The importance of bees for a successful farm
Bees play a big role in agriculture. They pollinate crops, increase yields, and give rise to a lucrative honey industry. Bees are so important, in fact, that millions are spent renting hives to pollinate farmers’ crops.
Over one third of the food we eat relies on pollination by bees, either directly or indirectly. Many fruits, nuts, and vegetables require pollination by bees and other insects in order to yield fruit, and without pollinators these crops could all but disappear from grocery store shelves.
All of this pollination adds up to a big price tag: Honey bees contribute $24 billion annually to U.S. agriculture, and 161.8 million pounds of raw honey was produced in 2016. But honey bees, and the industry, biodiversity, and nutritional variety they provide, is at risk.
What’s Affecting Bee Populations?
Honey bees have been in crisis since 2006, when beekeepers first reported the sudden disappearances of entire colonies. Beehives were found abandoned with no sign of life except a solitary queen, and scientists were mystified.
Today, this phenomenon is known as colony collapse disorder, but the causes behind it still aren’t understood. Beekeepers continue to lose up to 45 percent of their hives every winter while trying to manage threats from several directions.
The primary suspects behind colony collapse disorder are pesticides, especially those used in industrial agriculture, and destructive pests that invade hives and spread disease.
Neonicotinoids are a group of pesticides common in the agriculture industry. Neonicotinoids are used in the production of corn, one of our country’s most important crops, as well as wheat, soy, and cotton. They also alter bee behavior, limiting their ability to harvest nectar, and weaken bees’ immune systems, leaving them more vulnerable to pests and parasites.
The Varroa mite, is a parasite that attacks honey bees, weakening individual bees and infesting hives. Within one to two years, varroa mites can wipe out a colony of honey bees.
While Varroa mites get the most attention, they’re hardly the only pest putting bee populations in danger. Tracheal mites reduce honey production and eventually cause bees to die off. The small hive beetle is native to sub-Saharan Africa and has caused major colony loss throughout the bee population.
Habitat loss is another big threat to bee populations. As the amount of preserved natural environment decreases, so do bee habitats and food sources. When bees don’t have enough to forage, they can’t repopulate their hives.
Reasons Why Bees Are So Important To Farmers

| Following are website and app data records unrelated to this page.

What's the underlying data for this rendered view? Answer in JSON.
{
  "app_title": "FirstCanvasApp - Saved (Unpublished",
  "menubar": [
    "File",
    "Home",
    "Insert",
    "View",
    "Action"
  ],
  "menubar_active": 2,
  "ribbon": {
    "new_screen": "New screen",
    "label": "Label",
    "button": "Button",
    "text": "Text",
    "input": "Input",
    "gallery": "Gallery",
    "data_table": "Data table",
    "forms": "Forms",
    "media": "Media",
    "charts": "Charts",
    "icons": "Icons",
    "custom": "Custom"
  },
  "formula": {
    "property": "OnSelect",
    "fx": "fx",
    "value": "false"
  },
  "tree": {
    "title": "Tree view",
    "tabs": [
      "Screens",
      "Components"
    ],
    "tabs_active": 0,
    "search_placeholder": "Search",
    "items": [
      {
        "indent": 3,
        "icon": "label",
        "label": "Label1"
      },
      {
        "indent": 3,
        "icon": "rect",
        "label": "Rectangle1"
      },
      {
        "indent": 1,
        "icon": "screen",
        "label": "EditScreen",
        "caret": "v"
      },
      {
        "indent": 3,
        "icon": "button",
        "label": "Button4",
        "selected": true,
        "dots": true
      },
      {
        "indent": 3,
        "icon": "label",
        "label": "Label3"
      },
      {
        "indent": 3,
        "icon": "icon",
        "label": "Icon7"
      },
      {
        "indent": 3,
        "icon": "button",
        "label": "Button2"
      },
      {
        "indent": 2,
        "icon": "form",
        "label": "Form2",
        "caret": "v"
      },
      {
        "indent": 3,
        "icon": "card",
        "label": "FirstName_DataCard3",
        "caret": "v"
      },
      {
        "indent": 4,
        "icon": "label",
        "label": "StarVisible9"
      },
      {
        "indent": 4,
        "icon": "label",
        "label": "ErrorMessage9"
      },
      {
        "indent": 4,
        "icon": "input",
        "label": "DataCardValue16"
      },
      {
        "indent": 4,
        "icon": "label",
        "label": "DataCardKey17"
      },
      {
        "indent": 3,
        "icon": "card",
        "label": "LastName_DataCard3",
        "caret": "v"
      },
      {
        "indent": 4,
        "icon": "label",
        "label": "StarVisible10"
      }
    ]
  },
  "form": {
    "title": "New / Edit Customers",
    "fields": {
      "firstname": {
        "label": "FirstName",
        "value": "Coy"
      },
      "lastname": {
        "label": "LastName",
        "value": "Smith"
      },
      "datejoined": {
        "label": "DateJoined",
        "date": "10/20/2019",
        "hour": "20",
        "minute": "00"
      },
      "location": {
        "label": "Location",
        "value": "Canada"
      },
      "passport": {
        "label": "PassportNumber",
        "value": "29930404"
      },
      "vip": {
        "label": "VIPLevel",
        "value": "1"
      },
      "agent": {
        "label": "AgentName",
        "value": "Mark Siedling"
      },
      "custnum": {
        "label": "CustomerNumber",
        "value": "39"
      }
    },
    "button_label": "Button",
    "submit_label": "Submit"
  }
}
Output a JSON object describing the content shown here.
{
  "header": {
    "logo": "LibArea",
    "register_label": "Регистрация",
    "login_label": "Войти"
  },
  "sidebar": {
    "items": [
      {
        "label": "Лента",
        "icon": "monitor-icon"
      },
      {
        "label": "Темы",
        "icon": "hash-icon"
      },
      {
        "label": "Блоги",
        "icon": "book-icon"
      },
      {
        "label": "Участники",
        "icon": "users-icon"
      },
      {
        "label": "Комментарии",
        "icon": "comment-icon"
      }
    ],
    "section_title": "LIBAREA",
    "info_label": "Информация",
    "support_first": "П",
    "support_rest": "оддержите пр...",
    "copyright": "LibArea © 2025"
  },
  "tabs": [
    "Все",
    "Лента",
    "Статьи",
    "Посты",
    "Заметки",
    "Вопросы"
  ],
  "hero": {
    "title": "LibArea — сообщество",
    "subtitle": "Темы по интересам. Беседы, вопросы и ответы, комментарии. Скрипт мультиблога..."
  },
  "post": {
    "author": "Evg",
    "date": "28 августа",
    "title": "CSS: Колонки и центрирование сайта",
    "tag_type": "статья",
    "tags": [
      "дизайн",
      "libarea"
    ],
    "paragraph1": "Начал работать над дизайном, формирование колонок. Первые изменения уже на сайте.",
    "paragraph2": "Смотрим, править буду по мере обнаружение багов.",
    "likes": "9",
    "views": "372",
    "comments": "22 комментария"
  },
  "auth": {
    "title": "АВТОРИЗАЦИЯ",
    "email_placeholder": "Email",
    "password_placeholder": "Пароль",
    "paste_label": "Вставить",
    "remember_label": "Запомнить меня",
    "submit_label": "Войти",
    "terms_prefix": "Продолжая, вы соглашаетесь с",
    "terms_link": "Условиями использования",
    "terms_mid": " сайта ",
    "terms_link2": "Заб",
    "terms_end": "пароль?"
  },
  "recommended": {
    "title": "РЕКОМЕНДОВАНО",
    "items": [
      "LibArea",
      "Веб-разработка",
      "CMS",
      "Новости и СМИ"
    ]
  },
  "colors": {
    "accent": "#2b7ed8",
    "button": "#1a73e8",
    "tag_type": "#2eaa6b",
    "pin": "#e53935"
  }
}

- Most food crops benefit from pollination by bees
Insect pollination is a key ecosystem service for agriculture, influencing the productivity of 75% of crop species1 and in numerous studies, bees have been found to be the most effective and efficient pollinators.
A mix of wild pollinators and managed pollinators (such as honey bee hives and commercially reared boxes of bumble bees) are used by farmers to pollinate all manner of food crops from tomatoes to fruits like blueberries, apples, beans and almonds and seeds.
- Some crops cannot produce fruits without bees
Some plants absolutely rely on bees, and without them, the plants will produce very few, or even no fruits at all. There are a number of examples where this is the case, including watermelon plants which absolutely require pollination from both honey bees and wild bees in order for the plant to produce healthy fruits. Each flower produced by the watermelon plant only lasts a day, and ideally requires multiple visits by bees.
Lack of pollination by bees can result in significantly fewer fruits and misshapen fruits that are less sweet.
- Pollination by bees improves abundance (yield) of fruits, pulses, seeds, berries and nuts. This has been proven in numerous studies including apples, blueberries, strawberries to name a few.
- Pollination by bees results in higher profit for farmers
In other words, bees help farmers earn a living! Given that pollination by bees results in better quality produce, this means the farmer can get a higher price for his crops, so from the perspective of the farmer, bees are a valuable partner.
The farmer will plant the crop and devote the time and effort necessary to get the best quality produce, but its the input of the bees that will make the difference to how profitable his business is.
It means that every hectare of land will produce a higher amount of profit if bees are visiting the crops grown on it.
Numerous studies confirm that bee pollination enables farmers to gain a higher price for their produce, including in apples, strawberries, blueberries and watermelons.
- Pollination by bees can help increase shelf-life of fruits and reduce food waste!
Some food crops have a short shelf-life, leading to food wastage. For example, more than 90% of strawberry fruits can become non-marketable after only 4 days in storage.
Yet studies of pollination in strawberries by Klatt et al (2014) found that thanks to bees, strawberries last longer, resulting in less wastage. The longer shelf life meant that fewer fruits had to be thrown away, saving farmers lots of money.
- Bees provide pollination services even in cooler weather
A notable example is that honey bees are vital for almond pollination. This is because honey bees are able to venture out in cooler weather when other insects are still hibernating, and the almond tree is in blossom.
- Pollination by bees results in tastier fruits
By measuring the natural fruit sugar content of fruits pollinated by bees, and identical fruits not pollinated by bees, its possible to scientifically prove that pollination by bees results in sweeter fruits.